Page and application data records
↓↓↓
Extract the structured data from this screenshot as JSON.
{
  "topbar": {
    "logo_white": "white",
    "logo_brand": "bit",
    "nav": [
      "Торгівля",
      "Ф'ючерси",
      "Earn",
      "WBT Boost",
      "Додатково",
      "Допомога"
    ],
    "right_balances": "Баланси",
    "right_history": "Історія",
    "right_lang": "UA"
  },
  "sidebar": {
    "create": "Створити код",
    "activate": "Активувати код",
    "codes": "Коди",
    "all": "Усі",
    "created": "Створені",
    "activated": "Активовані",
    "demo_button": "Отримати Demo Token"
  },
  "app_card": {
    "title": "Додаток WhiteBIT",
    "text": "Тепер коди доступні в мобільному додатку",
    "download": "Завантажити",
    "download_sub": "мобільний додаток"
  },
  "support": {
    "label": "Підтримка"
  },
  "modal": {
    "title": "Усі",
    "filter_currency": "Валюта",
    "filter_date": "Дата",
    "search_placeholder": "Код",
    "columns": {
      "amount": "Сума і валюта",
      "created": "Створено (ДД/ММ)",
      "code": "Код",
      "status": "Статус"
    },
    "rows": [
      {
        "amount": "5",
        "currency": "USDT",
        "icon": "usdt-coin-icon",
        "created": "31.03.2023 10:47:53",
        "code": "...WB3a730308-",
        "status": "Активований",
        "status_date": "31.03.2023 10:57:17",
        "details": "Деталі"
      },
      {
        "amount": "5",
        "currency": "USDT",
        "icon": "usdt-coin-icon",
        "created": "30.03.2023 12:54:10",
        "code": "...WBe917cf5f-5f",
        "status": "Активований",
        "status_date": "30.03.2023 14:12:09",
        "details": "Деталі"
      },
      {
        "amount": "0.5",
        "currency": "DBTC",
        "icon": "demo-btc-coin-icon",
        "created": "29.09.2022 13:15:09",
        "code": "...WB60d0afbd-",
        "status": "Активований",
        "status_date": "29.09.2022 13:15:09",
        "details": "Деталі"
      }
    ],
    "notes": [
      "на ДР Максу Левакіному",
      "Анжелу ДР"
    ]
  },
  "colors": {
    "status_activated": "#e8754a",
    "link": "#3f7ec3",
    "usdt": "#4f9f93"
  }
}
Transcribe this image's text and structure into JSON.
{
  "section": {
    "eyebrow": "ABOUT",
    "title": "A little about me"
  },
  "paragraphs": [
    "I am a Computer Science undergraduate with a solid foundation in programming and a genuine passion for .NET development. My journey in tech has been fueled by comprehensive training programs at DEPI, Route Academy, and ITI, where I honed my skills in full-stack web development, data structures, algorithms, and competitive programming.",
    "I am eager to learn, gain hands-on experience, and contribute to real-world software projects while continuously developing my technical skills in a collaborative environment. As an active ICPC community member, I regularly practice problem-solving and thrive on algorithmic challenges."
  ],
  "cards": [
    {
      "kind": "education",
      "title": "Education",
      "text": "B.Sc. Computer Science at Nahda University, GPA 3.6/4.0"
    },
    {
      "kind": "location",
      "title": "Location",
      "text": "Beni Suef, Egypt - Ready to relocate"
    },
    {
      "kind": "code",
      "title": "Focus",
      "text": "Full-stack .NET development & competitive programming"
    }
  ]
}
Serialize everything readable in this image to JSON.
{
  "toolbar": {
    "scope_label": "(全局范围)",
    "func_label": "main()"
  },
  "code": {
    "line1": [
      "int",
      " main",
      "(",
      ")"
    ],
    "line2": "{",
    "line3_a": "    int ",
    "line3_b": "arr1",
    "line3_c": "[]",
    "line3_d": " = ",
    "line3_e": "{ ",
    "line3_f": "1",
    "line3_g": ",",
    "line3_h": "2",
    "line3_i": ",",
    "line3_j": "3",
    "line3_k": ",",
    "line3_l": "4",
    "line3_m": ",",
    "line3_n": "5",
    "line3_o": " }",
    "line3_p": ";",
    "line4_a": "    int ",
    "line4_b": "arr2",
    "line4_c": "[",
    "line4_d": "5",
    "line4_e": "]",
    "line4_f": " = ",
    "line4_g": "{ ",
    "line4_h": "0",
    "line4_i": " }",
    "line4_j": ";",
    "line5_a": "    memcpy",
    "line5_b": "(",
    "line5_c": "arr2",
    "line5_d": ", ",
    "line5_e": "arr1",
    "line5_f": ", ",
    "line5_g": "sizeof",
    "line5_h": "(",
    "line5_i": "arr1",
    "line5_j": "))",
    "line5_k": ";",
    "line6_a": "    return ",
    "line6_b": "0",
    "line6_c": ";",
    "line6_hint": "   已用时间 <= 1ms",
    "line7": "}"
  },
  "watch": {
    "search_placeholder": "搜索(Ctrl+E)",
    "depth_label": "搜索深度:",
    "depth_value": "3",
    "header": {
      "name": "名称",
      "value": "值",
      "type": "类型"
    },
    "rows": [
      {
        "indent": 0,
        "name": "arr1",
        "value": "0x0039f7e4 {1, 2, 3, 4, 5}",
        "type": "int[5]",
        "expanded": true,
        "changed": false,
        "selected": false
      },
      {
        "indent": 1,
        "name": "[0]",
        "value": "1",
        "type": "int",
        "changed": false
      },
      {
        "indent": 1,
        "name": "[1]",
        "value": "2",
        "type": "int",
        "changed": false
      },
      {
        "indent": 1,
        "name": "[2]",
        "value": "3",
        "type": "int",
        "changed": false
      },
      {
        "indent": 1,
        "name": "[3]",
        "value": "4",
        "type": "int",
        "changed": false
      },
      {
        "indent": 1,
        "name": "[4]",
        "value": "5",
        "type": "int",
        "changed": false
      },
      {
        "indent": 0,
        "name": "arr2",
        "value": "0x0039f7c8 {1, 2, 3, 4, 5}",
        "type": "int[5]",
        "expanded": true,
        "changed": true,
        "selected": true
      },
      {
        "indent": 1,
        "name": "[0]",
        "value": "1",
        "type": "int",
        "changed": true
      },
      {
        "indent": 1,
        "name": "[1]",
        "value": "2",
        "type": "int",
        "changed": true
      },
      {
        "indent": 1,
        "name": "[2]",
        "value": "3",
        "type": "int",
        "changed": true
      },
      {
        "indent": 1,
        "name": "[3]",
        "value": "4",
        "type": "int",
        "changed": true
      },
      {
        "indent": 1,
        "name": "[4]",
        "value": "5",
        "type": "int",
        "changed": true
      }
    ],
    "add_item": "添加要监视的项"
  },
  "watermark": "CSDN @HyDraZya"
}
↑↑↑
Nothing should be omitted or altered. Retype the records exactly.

Extract the structured data from this screenshot as JSON.
{
  "topbar": {
    "logo_white": "white",
    "logo_brand": "bit",
    "nav": [
      "Торгівля",
      "Ф'ючерси",
      "Earn",
      "WBT Boost",
      "Додатково",
      "Допомога"
    ],
    "right_balances": "Баланси",
    "right_history": "Історія",
    "right_lang": "UA"
  },
  "sidebar": {
    "create": "Створити код",
    "activate": "Активувати код",
    "codes": "Коди",
    "all": "Усі",
    "created": "Створені",
    "activated": "Активовані",
    "demo_button": "Отримати Demo Token"
  },
  "app_card": {
    "title": "Додаток WhiteBIT",
    "text": "Тепер коди доступні в мобільному додатку",
    "download": "Завантажити",
    "download_sub": "мобільний додаток"
  },
  "support": {
    "label": "Підтримка"
  },
  "modal": {
    "title": "Усі",
    "filter_currency": "Валюта",
    "filter_date": "Дата",
    "search_placeholder": "Код",
    "columns": {
      "amount": "Сума і валюта",
      "created": "Створено (ДД/ММ)",
      "code": "Код",
      "status": "Статус"
    },
    "rows": [
      {
        "amount": "5",
        "currency": "USDT",
        "icon": "usdt-coin-icon",
        "created": "31.03.2023 10:47:53",
        "code": "...WB3a730308-",
        "status": "Активований",
        "status_date": "31.03.2023 10:57:17",
        "details": "Деталі"
      },
      {
        "amount": "5",
        "currency": "USDT",
        "icon": "usdt-coin-icon",
        "created": "30.03.2023 12:54:10",
        "code": "...WBe917cf5f-5f",
        "status": "Активований",
        "status_date": "30.03.2023 14:12:09",
        "details": "Деталі"
      },
      {
        "amount": "0.5",
        "currency": "DBTC",
        "icon": "demo-btc-coin-icon",
        "created": "29.09.2022 13:15:09",
        "code": "...WB60d0afbd-",
        "status": "Активований",
        "status_date": "29.09.2022 13:15:09",
        "details": "Деталі"
      }
    ],
    "notes": [
      "на ДР Максу Левакіному",
      "Анжелу ДР"
    ]
  },
  "colors": {
    "status_activated": "#e8754a",
    "link": "#3f7ec3",
    "usdt": "#4f9f93"
  }
}
Transcribe this image's text and structure into JSON.
{
  "section": {
    "eyebrow": "ABOUT",
    "title": "A little about me"
  },
  "paragraphs": [
    "I am a Computer Science undergraduate with a solid foundation in programming and a genuine passion for .NET development. My journey in tech has been fueled by comprehensive training programs at DEPI, Route Academy, and ITI, where I honed my skills in full-stack web development, data structures, algorithms, and competitive programming.",
    "I am eager to learn, gain hands-on experience, and contribute to real-world software projects while continuously developing my technical skills in a collaborative environment. As an active ICPC community member, I regularly practice problem-solving and thrive on algorithmic challenges."
  ],
  "cards": [
    {
      "kind": "education",
      "title": "Education",
      "text": "B.Sc. Computer Science at Nahda University, GPA 3.6/4.0"
    },
    {
      "kind": "location",
      "title": "Location",
      "text": "Beni Suef, Egypt - Ready to relocate"
    },
    {
      "kind": "code",
      "title": "Focus",
      "text": "Full-stack .NET development & competitive programming"
    }
  ]
}
Serialize everything readable in this image to JSON.
{
  "toolbar": {
    "scope_label": "(全局范围)",
    "func_label": "main()"
  },
  "code": {
    "line1": [
      "int",
      " main",
      "(",
      ")"
    ],
    "line2": "{",
    "line3_a": "    int ",
    "line3_b": "arr1",
    "line3_c": "[]",
    "line3_d": " = ",
    "line3_e": "{ ",
    "line3_f": "1",
    "line3_g": ",",
    "line3_h": "2",
    "line3_i": ",",
    "line3_j": "3",
    "line3_k": ",",
    "line3_l": "4",
    "line3_m": ",",
    "line3_n": "5",
    "line3_o": " }",
    "line3_p": ";",
    "line4_a": "    int ",
    "line4_b": "arr2",
    "line4_c": "[",
    "line4_d": "5",
    "line4_e": "]",
    "line4_f": " = ",
    "line4_g": "{ ",
    "line4_h": "0",
    "line4_i": " }",
    "line4_j": ";",
    "line5_a": "    memcpy",
    "line5_b": "(",
    "line5_c": "arr2",
    "line5_d": ", ",
    "line5_e": "arr1",
    "line5_f": ", ",
    "line5_g": "sizeof",
    "line5_h": "(",
    "line5_i": "arr1",
    "line5_j": "))",
    "line5_k": ";",
    "line6_a": "    return ",
    "line6_b": "0",
    "line6_c": ";",
    "line6_hint": "   已用时间 <= 1ms",
    "line7": "}"
  },
  "watch": {
    "search_placeholder": "搜索(Ctrl+E)",
    "depth_label": "搜索深度:",
    "depth_value": "3",
    "header": {
      "name": "名称",
      "value": "值",
      "type": "类型"
    },
    "rows": [
      {
        "indent": 0,
        "name": "arr1",
        "value": "0x0039f7e4 {1, 2, 3, 4, 5}",
        "type": "int[5]",
        "expanded": true,
        "changed": false,
        "selected": false
      },
      {
        "indent": 1,
        "name": "[0]",
        "value": "1",
        "type": "int",
        "changed": false
      },
      {
        "indent": 1,
        "name": "[1]",
        "value": "2",
        "type": "int",
        "changed": false
      },
      {
        "indent": 1,
        "name": "[2]",
        "value": "3",
        "type": "int",
        "changed": false
      },
      {
        "indent": 1,
        "name": "[3]",
        "value": "4",
        "type": "int",
        "changed": false
      },
      {
        "indent": 1,
        "name": "[4]",
        "value": "5",
        "type": "int",
        "changed": false
      },
      {
        "indent": 0,
        "name": "arr2",
        "value": "0x0039f7c8 {1, 2, 3, 4, 5}",
        "type": "int[5]",
        "expanded": true,
        "changed": true,
        "selected": true
      },
      {
        "indent": 1,
        "name": "[0]",
        "value": "1",
        "type": "int",
        "changed": true
      },
      {
        "indent": 1,
        "name": "[1]",
        "value": "2",
        "type": "int",
        "changed": true
      },
      {
        "indent": 1,
        "name": "[2]",
        "value": "3",
        "type": "int",
        "changed": true
      },
      {
        "indent": 1,
        "name": "[3]",
        "value": "4",
        "type": "int",
        "changed": true
      },
      {
        "indent": 1,
        "name": "[4]",
        "value": "5",
        "type": "int",
        "changed": true
      }
    ],
    "add_item": "添加要监视的项"
  },
  "watermark": "CSDN @HyDraZya"
}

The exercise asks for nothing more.